• [Required work]
Note each line of the entries that includes "true". Then copy those lines.
==============================
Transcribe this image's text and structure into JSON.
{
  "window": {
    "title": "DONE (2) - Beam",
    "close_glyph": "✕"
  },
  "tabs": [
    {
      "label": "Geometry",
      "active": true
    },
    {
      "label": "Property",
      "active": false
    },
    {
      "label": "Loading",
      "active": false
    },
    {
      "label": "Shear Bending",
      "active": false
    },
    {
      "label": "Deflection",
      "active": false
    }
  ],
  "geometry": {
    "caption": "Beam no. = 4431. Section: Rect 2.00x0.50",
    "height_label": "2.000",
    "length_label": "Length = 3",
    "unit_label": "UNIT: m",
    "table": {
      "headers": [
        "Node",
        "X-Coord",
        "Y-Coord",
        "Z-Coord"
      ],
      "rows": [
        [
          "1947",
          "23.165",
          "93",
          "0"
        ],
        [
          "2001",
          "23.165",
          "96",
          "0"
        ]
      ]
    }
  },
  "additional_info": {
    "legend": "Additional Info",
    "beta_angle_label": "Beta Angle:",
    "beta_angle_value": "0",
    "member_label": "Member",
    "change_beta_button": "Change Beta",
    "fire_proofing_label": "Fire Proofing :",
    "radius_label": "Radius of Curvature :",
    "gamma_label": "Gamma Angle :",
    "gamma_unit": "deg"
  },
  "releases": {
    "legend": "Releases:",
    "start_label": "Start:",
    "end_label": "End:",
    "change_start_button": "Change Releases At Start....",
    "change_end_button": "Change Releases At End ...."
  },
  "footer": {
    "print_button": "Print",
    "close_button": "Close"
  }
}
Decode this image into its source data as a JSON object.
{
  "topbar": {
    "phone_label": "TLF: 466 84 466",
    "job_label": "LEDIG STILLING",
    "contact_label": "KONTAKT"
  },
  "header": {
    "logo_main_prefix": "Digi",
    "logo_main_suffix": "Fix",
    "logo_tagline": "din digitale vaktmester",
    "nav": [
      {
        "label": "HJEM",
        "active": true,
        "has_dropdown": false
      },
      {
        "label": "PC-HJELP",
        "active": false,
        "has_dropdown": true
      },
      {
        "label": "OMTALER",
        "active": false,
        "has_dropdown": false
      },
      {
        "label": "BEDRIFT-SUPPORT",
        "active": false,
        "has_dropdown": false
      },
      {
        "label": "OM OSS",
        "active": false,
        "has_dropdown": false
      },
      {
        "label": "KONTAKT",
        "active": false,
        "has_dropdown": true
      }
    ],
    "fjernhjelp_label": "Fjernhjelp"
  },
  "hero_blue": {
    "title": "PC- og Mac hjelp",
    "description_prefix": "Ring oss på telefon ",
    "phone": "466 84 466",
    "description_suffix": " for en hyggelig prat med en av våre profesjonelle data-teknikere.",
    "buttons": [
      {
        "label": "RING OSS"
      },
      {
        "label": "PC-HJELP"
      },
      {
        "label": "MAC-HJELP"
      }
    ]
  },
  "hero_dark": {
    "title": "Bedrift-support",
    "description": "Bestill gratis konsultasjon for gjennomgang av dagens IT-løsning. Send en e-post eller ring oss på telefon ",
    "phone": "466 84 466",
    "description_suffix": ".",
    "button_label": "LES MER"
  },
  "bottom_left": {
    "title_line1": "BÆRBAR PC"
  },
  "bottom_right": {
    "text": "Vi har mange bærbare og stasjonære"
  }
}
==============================
• [Task result]
      "active": true
        "active": true,
        "has_dropdown": true
        "has_dropdown": true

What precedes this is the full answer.